Defenders of President Obama's use of executive privilege to provide cover for Attorney General Eric Holder in the gun-running fiasco that resulted in the deaths of Border Patrol Agent Brian Terry and ICE Agent Jaime Zapata may dismiss it as just another conspiracy theory. But the suggestion by Rep. Darrell Issa, R-Calif., that the deadly operation was conceived to advance the administration's gun-control agenda is quite plausible.
"Here's the real answer as to gun control," Issa said on ABC's "This Week": "We have email from people involved in this that are talking about using what they're finding here to support the — basically assault weapons — ban or greater reporting."
Issa was asked about the possible connection after comments he made at an NRA convention. "Could it be," he said on NRA News' "Cam & Company" program, "that what they really were thinking of was in fact to use this walking of guns in order to promote an assault weapons ban? Many think so. And they haven't come up with an explanation that would cause any of us not to agree."
Perhaps the answer is in the documents that Holder and Obama are risking much to hide. As we observed recently, the way Fast and Furious, the government's gun-running operation, was executed made no sense unless its intended purpose was to facilitate violence with U.S. weapons in the interests of pursuing the administration's gun-control agenda.
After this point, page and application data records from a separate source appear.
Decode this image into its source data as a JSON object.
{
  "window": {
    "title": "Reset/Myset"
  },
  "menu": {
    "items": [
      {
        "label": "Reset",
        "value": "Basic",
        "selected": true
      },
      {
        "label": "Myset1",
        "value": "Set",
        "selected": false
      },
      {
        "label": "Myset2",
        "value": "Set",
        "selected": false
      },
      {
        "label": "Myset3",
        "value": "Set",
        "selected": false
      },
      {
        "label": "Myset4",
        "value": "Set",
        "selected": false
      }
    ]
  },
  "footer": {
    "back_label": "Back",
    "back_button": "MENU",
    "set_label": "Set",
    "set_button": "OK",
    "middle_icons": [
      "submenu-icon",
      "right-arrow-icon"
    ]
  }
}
...... On July 14, 2010, roughly five months before Agent Terry's murder, ATF Field Ops Assistant Director Mark Chait emailed Bill Newell, ATF's Phoenix special agent in charge of Fast and Furious. "Bill," the email read, "can you see if these guns were all purchased from the same (licensed gun dealer) and at one time? We are looking at anecdotal cases to support a demand letter on long gun sales. Thanks."
A Jan. 24, 2011, email showed Newell saw it as an opportunity "to address (the) Multiple Sales on Long Guns issue." Chait emailed Newell that "this case could be a strong supporting factor if we can determine how many multiple sales of long guns occurred during the course of the case."
...If there are other documents that show this scheme it would explain the otherwise inexplicable resistance to disclosure. The two emails mentioned above seem consistent with a pattern by the ATF and the DOJ of exaggerating the number of guns from the US found at Mexico crime scenes. Despite being exposed as misleading they kept on using the bogus statistics. They excluded from the weapons found guns the Mexicans knew were from their own arsenal or from other sources in order to make it look like a greater percentage of the weapons came from US gun dealers. What was interesting was how many in the media kept using the bogus stats even after they had been discredited.